Wednesday, February 27, 2008

The Chinese Consumer Market: Babies to American Advertising Efforts

Product placement in the movies continues to emerge as a form of unconventional advertising, aiming to subtly target consumers in a less intrusive manner (attempting to seem more natural). It was defined by Balasubramanian in 1994 as “the tecnique of product placement is comprised of the “planned entries of products into movies or television shows that may influence viewers’ product beliefs and/or behaviors favorably.”

In comparison to more expensive, less effective advertising techniques, product placement acts as an appealing alternative-form of marketing. Product placement in movies has developed into a very cost-effective promotional tool, as a result of their increasing popularity in Hollywood films-such films that acquire a massive global audience.

A study conducted to report attitudes of Chinese consumers’ towards product placement, compared these attitudes with those of American consumers in order to gain insight into the similarities and differences among the two groups in the way they perceive, and approve of, product placement in movies. College students from an American university and a university in Beijing were tested for the study, being asked to watch segments of Hollywood blockbusters and afterwards, asked to evaluate product placement in the movies. The Chinese consumers were less accepting of the product placements compared to American consumers. Also, individual differences among consumers had little impact on the results of the study considering the significant difference in cultural values between the US and People’s Republic of China (PRC). US participants were more attentive of social functions brands played in the movies, while the Chinese participants were less likely to consider the product placements as paid advertisements. The Chinese also were more bothered with ethics of product placement and more in favor of strict government regulation on product placement. Noticeable differences in perception exist between foreign and domestic consumers in reference to product placement, demonstrating a possible need for specifically tailored advertising strategies within international advertising campaign.

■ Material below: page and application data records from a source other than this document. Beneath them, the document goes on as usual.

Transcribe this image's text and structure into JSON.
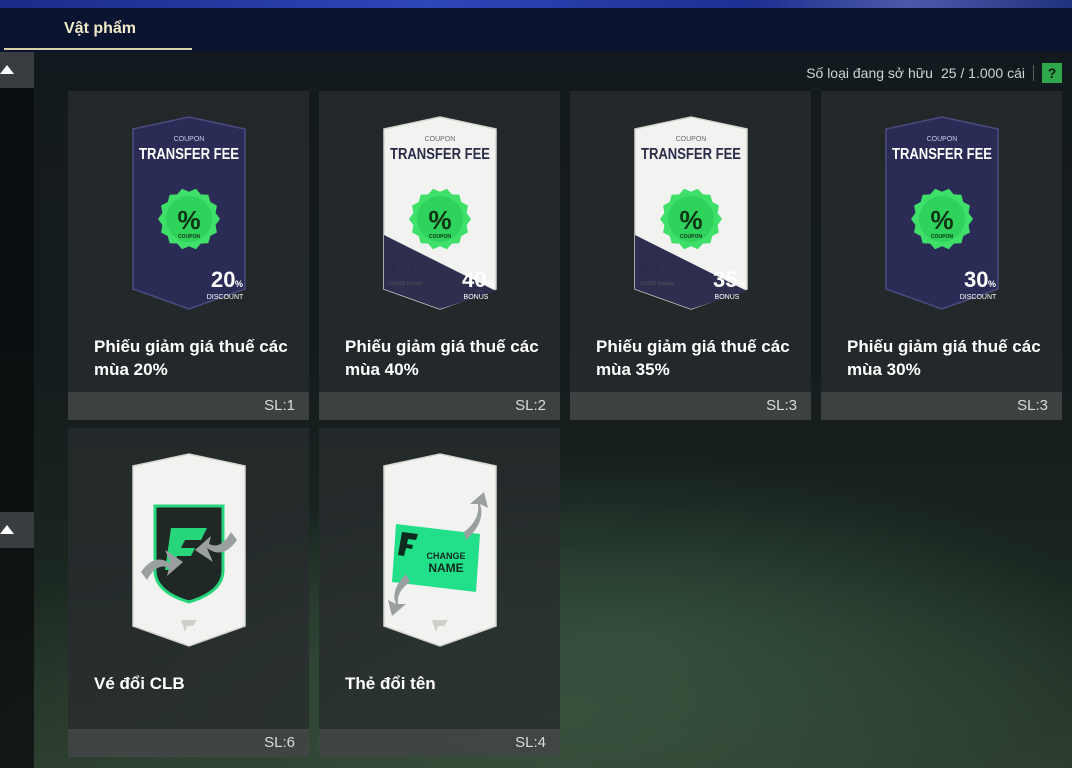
{
  "header": {
    "tab_label": "Vật phẩm"
  },
  "owned": {
    "label": "Số loại đang sở hữu",
    "count": "25 / 1.000 cái",
    "help": "?"
  },
  "items": [
    {
      "name": "Phiếu giảm giá thuế các mùa 20%",
      "qty": "SL:1",
      "art": {
        "kind": "coupon",
        "theme": "dark",
        "top": "COUPON",
        "title": "TRANSFER FEE",
        "badge": "COUPON",
        "amount": "20",
        "unit": "%",
        "tag": "DISCOUNT",
        "class": "",
        "class_sub": ""
      }
    },
    {
      "name": "Phiếu giảm giá thuế các mùa 40%",
      "qty": "SL:2",
      "art": {
        "kind": "coupon",
        "theme": "light",
        "top": "COUPON",
        "title": "TRANSFER FEE",
        "badge": "COUPON",
        "amount": "40",
        "unit": "%",
        "tag": "BONUS",
        "class": "ALL",
        "class_sub": "CLASS Include"
      }
    },
    {
      "name": "Phiếu giảm giá thuế các mùa 35%",
      "qty": "SL:3",
      "art": {
        "kind": "coupon",
        "theme": "light",
        "top": "COUPON",
        "title": "TRANSFER FEE",
        "badge": "COUPON",
        "amount": "35",
        "unit": "%",
        "tag": "BONUS",
        "class": "All",
        "class_sub": "CLASS Include"
      }
    },
    {
      "name": "Phiếu giảm giá thuế các mùa 30%",
      "qty": "SL:3",
      "art": {
        "kind": "coupon",
        "theme": "dark",
        "top": "COUPON",
        "title": "TRANSFER FEE",
        "badge": "COUPON",
        "amount": "30",
        "unit": "%",
        "tag": "DISCOUNT",
        "class": "",
        "class_sub": ""
      }
    },
    {
      "name": "Vé đổi CLB",
      "qty": "SL:6",
      "art": {
        "kind": "club",
        "label": "",
        "label2": ""
      }
    },
    {
      "name": "Thẻ đổi tên",
      "qty": "SL:4",
      "art": {
        "kind": "rename",
        "label": "CHANGE",
        "label2": "NAME"
      }
    }
  ],
  "colors": {
    "accent_green": "#3ee06a",
    "tab_underline": "#d9d0a4",
    "dark_card": "#2b2c55",
    "light_card": "#f2f2f0"
  },
  "icons": {
    "scroll_up": "triangle-up-icon",
    "help": "help-icon"
  }
}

American companies, capable of internationally expansion, know and value the stability of China’s economy as well as the size of its consumer market (with the population of the People’s Republic of China equaling 1/5 the world’s population). China represents roughly the eighth largest advertising market in the world and with reference to it as “the last big consumer market,” more US companies will choose to expand their domestic businesses overseas, seeking to market their brands in China’s booming market.

Successful integration within global consumer markets requires a thorough study of foreign economies as well as a carefully devised and executed advertising campaign, culturally-tailored for specific target audiences in different markets. Standardized international ad campaigns neglect to acknowledge the influence culture has upon marketing communications and the media-not the mention the reciprocated impact of the media’s influence on cultural values and beliefs. Cultural differences can be embraced rather than ignored. Culturally-adapted advertising strategies, designed for individual national markets, expose consumers to more relevant and personal affiliations with a brand or product, leading to greater involvement and favorable purchase behavior.

The US consumers were more accepting of the product placement than the Chinese consumers while the Chinese were more concerned with the ethics of brand product placement than the Americans. Americans, more familiar and exposed to advertising, marketing, and promotional techniques and strategies, would logically be more accepting of product placement, familiarized with the more advanced advertising industry of the US. China consumers were also more likely to support strict government restrictions on product placement, keeping in congruence with their ethical objections to product placement as well as their higher resistance to recognize brand product placement as paid advertisements. These attitudes regarding ethical issues and acceptability of product placement are strongly rooted in cultural history of participants, greatly varying from one country to another. To account for the variance in cultural views, an international ad campaign would seek to culturally-adapt advertising efforts specific to foreign market.

[McKechnie, Sally A, and Jia Zhou. "Product Placement in Movies: A Comparison of Chinese and American consumers' attitudes." International Journal of Advertising 22.3 (2003): 349-374. Business Source Premier. EBSCO. Ithaca Coll. Lib., Ithaca, NY. 27 Feb. 2008 .]

No comments: